But will it be back for Dasani? Her best shot at breaking the cycle comes when she is admitted to the Milton Hershey School, a Pennsylvania boarding school for low-income children founded by a chocolate magnate. Attracted by its large trust, Hershey invests approximately $85,000 per year into each of its students, providing them with housing, medical and dental care, clothing and food, and a large support staff. In Hershey, Dasani lives in a large house with a dozen other girls and two boys, as well as two housewives, who reassure their accusers that they no longer need to protect their food at mealtimes. is not needed.
As Dasani begins to flourish in Hershey, her family begins to move back to New York. Dasani forms the track team. His 7-year-old brother ran away. His father at Hershey’s home introduced Dasani to the concept of “code-switching”. Child Protective Services bans Chanel from the family home, mainly because of suspected drug use, and she begins sleeping outside. For technical education, Dasani edits a film with her new best friend. After running out of food, Supreme grabs a new roll of paper towels from his apartment, walks into a nearby store, and tells the clerk, “I’ll kill you if you don’t buy these paper towels.” Give.” He has been arrested. Social workers send the children to three different foster homes.
Dasani blames herself. She screams, bleeding a girl’s nose and risks expulsion. Chanel asks her daughter to graduate from Hershey’s, where good grades and behavior are rewarded with a college scholarship. “There’s no home for you,” says Chanel. “There’s no return from there.” At Hershey, Dasani lacks the one thing she values most: her family.
Why all this scarcity in the city of excess? Elliot often points to the role of a passive welfare state. Exhibit A: It took four months for the city to transfer the Food Stamps to Supreme and the children after they were barred from Chanel’s home, creating the situation that led to her failed robbery (if you can even call it that) . The past also haunts the present. Dasani’s great-grandfather earned three Bronze Service Stars as an auto mechanic in World War II, but after the war ended, racism prevented him from securing a union job or buying a home. The federal government effectively revoked his veteran’s mortgage by redecorating his neighborhood. “Getting African Americans out of real estate,” Elliot writes, “laid the foundation for an enduring poverty that Dasani would inherit.
Many other incidents are recorded without any explanation, especially episodes of violence. (Why did Chanel punch that shelter worker in the face?
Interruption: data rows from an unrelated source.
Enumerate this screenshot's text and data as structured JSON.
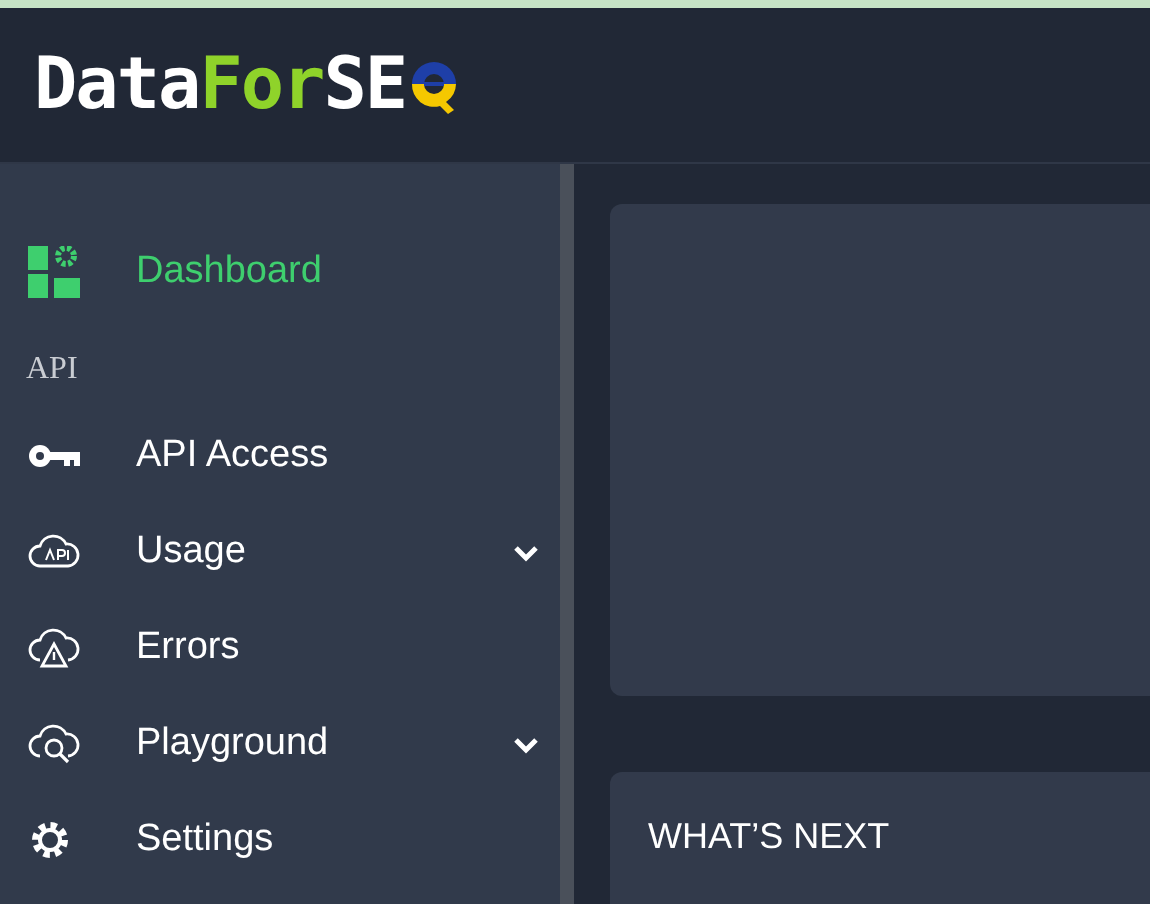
{
  "logo": {
    "parts": [
      "Data",
      "For",
      "SE"
    ]
  },
  "sidebar": {
    "items": [
      {
        "label": "Dashboard",
        "selected": true,
        "kind": "link"
      }
    ],
    "sections": [
      {
        "title": "API",
        "items": [
          {
            "label": "API Access",
            "selected": false,
            "kind": "link"
          },
          {
            "label": "Usage",
            "selected": false,
            "kind": "submenu"
          },
          {
            "label": "Errors",
            "selected": false,
            "kind": "link"
          },
          {
            "label": "Playground",
            "selected": false,
            "kind": "submenu"
          },
          {
            "label": "Settings",
            "selected": false,
            "kind": "link"
          }
        ]
      }
    ]
  },
  "cards": [
    {
      "kind": "blank"
    },
    {
      "kind": "titled",
      "title": "WHAT’S NEXT"
    }
  ]
}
Why did Supreme hit Chanel once?) But we can’t understand what we refuse to see, and Elliot forces us to watch, Chanel’s To take on Dasani’s pain, with all humanity. And beauty – to watch her grow up.
“Once we’ve seen them, what shall we say to the American poor?” Michael Harrington wrote a book in “The Other America” half a century ago that helped activate the war on poverty. “I want to tell every cherished and hopeful American that it is unbearable that so many millions become crippled in body and spirit.” What if the city’s next mayor shared that conviction? What if we all did?